#### Assignment:
What you write must match the records exactly, except for the images, which are left out.

#### Data section:
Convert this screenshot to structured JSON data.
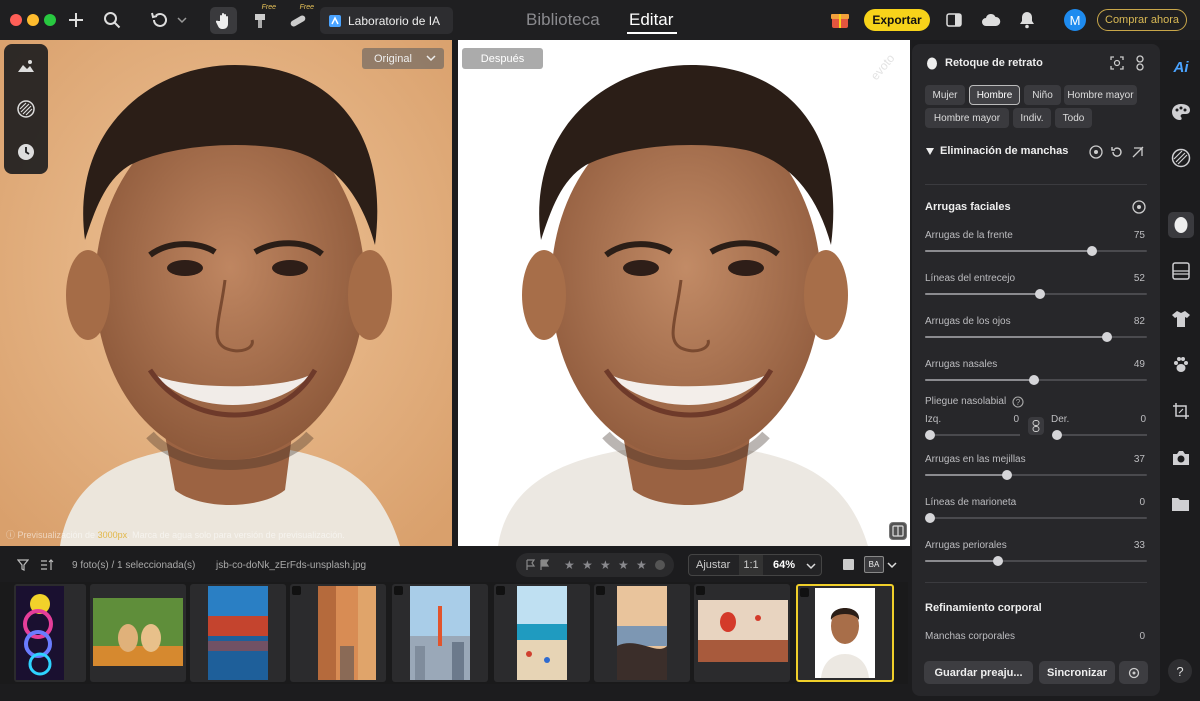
{
  "topbar": {
    "lab_label": "Laboratorio de IA",
    "free_tag": "Free",
    "tabs": [
      "Biblioteca",
      "Editar"
    ],
    "export_label": "Exportar",
    "avatar_initial": "M",
    "buy_label": "Comprar ahora"
  },
  "viewer": {
    "original_dropdown": "Original",
    "after_label": "Después",
    "watermark": "evoto",
    "preview_note_prefix": "Previsualización de",
    "preview_note_highlight": "3000px",
    "preview_note_suffix": ". Marca de agua solo para versión de previsualización."
  },
  "panel": {
    "title": "Retoque de retrato",
    "chips": [
      "Mujer",
      "Hombre",
      "Niño",
      "Hombre mayor",
      "Hombre mayor",
      "Indiv.",
      "Todo"
    ],
    "selected_chip": "Hombre",
    "section_manchas": "Eliminación de manchas",
    "section_arrugas": "Arrugas faciales",
    "sliders": [
      {
        "label": "Arrugas de la frente",
        "value": 75
      },
      {
        "label": "Líneas del entrecejo",
        "value": 52
      },
      {
        "label": "Arrugas de los ojos",
        "value": 82
      },
      {
        "label": "Arrugas nasales",
        "value": 49
      }
    ],
    "pliegue": {
      "label": "Pliegue nasolabial",
      "left_label": "Izq.",
      "left_value": 0,
      "right_label": "Der.",
      "right_value": 0
    },
    "sliders2": [
      {
        "label": "Arrugas en las mejillas",
        "value": 37
      },
      {
        "label": "Líneas de marioneta",
        "value": 0
      },
      {
        "label": "Arrugas periorales",
        "value": 33
      }
    ],
    "section_corporal": "Refinamiento corporal",
    "manchas_corporales": {
      "label": "Manchas corporales",
      "value": 0
    },
    "save_preset": "Guardar preaju...",
    "sync": "Sincronizar"
  },
  "rail": {
    "ai_label": "Ai",
    "help": "?"
  },
  "filmstrip": {
    "count": "9 foto(s) / 1 seleccionada(s)",
    "filename": "jsb-co-doNk_zErFds-unsplash.jpg",
    "fit_label": "Ajustar",
    "one_to_one": "1:1",
    "zoom": "64%",
    "ba_label": "BA",
    "thumbs": [
      "neon",
      "puppies",
      "harbor",
      "alley",
      "city",
      "beach",
      "sunset",
      "balloons",
      "portrait"
    ]
  },
  "colors": {
    "accent": "#f7d31a",
    "selected_border": "#f0cf2a",
    "avatar": "#1e8bef"
  }
}
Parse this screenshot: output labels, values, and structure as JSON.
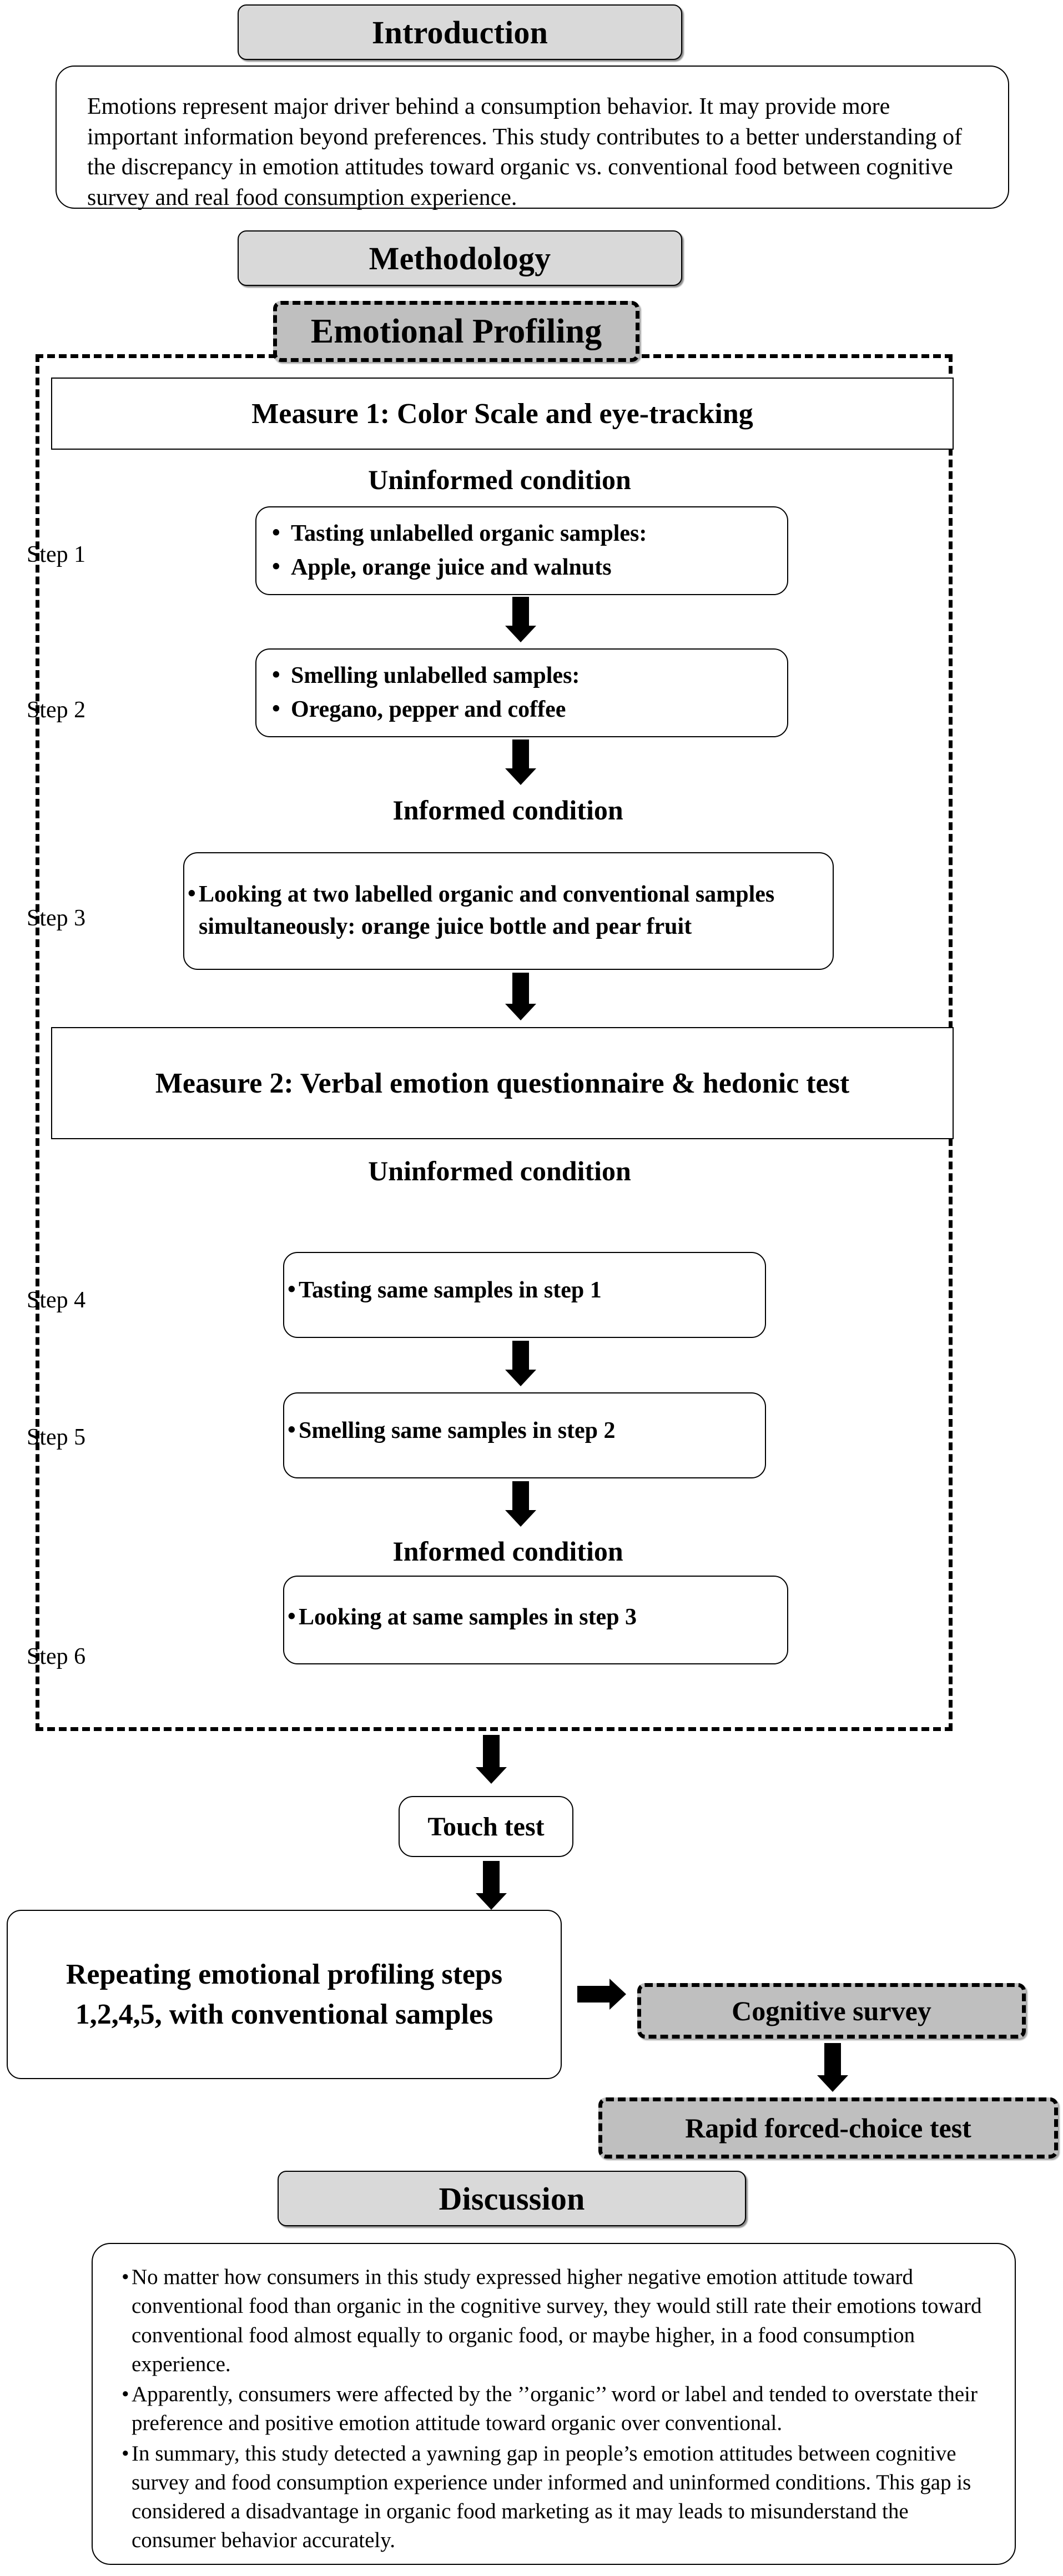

#### Solution below:
Convert this screenshot to structured JSON data.
{
  "topbar": {
    "lab_label": "Laboratorio de IA",
    "free_tag": "Free",
    "tabs": [
      "Biblioteca",
      "Editar"
    ],
    "export_label": "Exportar",
    "avatar_initial": "M",
    "buy_label": "Comprar ahora"
  },
  "viewer": {
    "original_dropdown": "Original",
    "after_label": "Después",
    "watermark": "evoto",
    "preview_note_prefix": "Previsualización de",
    "preview_note_highlight": "3000px",
    "preview_note_suffix": ". Marca de agua solo para versión de previsualización."
  },
  "panel": {
    "title": "Retoque de retrato",
    "chips": [
      "Mujer",
      "Hombre",
      "Niño",
      "Hombre mayor",
      "Hombre mayor",
      "Indiv.",
      "Todo"
    ],
    "selected_chip": "Hombre",
    "section_manchas": "Eliminación de manchas",
    "section_arrugas": "Arrugas faciales",
    "sliders": [
      {
        "label": "Arrugas de la frente",
        "value": 75
      },
      {
        "label": "Líneas del entrecejo",
        "value": 52
      },
      {
        "label": "Arrugas de los ojos",
        "value": 82
      },
      {
        "label": "Arrugas nasales",
        "value": 49
      }
    ],
    "pliegue": {
      "label": "Pliegue nasolabial",
      "left_label": "Izq.",
      "left_value": 0,
      "right_label": "Der.",
      "right_value": 0
    },
    "sliders2": [
      {
        "label": "Arrugas en las mejillas",
        "value": 37
      },
      {
        "label": "Líneas de marioneta",
        "value": 0
      },
      {
        "label": "Arrugas periorales",
        "value": 33
      }
    ],
    "section_corporal": "Refinamiento corporal",
    "manchas_corporales": {
      "label": "Manchas corporales",
      "value": 0
    },
    "save_preset": "Guardar preaju...",
    "sync": "Sincronizar"
  },
  "rail": {
    "ai_label": "Ai",
    "help": "?"
  },
  "filmstrip": {
    "count": "9 foto(s) / 1 seleccionada(s)",
    "filename": "jsb-co-doNk_zErFds-unsplash.jpg",
    "fit_label": "Ajustar",
    "one_to_one": "1:1",
    "zoom": "64%",
    "ba_label": "BA",
    "thumbs": [
      "neon",
      "puppies",
      "harbor",
      "alley",
      "city",
      "beach",
      "sunset",
      "balloons",
      "portrait"
    ]
  },
  "colors": {
    "accent": "#f7d31a",
    "selected_border": "#f0cf2a",
    "avatar": "#1e8bef"
  }
}
Parse this screenshot: output labels, values, and structure as JSON.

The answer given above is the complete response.